Reduce Overeating After Mentally Taxing Work

The University of Alabama study asked students to complete a challenging exam, then either exercise or rest for 15 minutes.
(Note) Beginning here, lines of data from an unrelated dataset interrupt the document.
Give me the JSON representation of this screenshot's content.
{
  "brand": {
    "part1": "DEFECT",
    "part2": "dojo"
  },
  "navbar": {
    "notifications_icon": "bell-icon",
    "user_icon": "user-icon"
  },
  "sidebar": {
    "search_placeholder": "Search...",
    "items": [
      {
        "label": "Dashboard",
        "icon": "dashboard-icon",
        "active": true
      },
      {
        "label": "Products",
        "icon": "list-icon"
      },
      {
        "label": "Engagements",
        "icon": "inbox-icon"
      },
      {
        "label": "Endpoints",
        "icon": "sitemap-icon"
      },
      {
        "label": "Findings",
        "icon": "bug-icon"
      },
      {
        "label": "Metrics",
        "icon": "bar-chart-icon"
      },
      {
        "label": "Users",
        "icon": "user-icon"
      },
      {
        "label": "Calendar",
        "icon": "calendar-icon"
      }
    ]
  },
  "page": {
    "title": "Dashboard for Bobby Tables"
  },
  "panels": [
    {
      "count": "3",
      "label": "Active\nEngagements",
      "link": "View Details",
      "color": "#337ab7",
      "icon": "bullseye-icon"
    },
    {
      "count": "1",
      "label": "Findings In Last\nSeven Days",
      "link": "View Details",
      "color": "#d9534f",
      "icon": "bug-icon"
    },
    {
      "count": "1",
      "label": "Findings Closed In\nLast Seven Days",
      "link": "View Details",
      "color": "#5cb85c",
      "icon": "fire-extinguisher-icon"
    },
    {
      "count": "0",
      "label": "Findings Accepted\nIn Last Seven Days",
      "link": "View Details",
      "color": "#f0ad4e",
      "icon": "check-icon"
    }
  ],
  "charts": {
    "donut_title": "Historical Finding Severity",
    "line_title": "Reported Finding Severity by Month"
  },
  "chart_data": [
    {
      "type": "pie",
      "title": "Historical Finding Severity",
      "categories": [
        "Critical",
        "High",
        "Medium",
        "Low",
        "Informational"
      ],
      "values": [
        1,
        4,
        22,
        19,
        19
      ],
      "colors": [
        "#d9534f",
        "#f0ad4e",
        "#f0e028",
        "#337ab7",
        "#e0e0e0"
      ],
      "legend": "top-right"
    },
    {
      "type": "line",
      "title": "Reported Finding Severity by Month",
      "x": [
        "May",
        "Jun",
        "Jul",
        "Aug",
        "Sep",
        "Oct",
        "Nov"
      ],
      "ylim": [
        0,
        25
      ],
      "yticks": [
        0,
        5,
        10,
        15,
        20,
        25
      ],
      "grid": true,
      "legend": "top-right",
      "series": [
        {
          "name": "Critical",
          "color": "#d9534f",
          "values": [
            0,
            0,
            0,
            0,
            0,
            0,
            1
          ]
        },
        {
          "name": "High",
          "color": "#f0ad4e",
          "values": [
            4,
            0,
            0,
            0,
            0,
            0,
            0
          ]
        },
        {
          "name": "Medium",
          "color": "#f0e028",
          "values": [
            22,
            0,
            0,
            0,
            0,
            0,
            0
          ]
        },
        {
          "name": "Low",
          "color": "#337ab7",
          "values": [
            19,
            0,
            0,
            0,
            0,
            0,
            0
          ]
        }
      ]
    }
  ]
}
Researchers then treated the students to an all-you-can-eat pizza lunch.

In a separate session, the students also rested and then ate pizza to allow the researchers to get a baseline for the students’ appetite.

You might have thought the exercisers would be hungrier, but the opposite was true: those who had relaxed after the exam ate about 400 kilojoules more than their baseline.

In contrast, those who exercised ate about 100 kilojoules less than their baseline, plus they burned kilojoules during their 15 minutes of high-intensity interval training, reducing their overall energy intake even further.

Researchers say the lactate — one of the brain’s energy sources — that is produced during strenuous activity might have been enough to replenish the students’ brain energy needs after the exam, reducing their need to overeat.

The study has clear implications for the workforce and students, lead author William Neumeier said.

“The modern work environment is highly sedentary and cognitively demanding,” he said.

“Previous studies have shown that mentally demanding tasks, such as a big test, deadlines or other mentally strenuous tasks we perform every day, affect the brain’s energy demands, and increases in food intake were observed following such tasks.”

He said further research was needed to fully understand the observed effect exercise had on participants’ energy intake following mental work.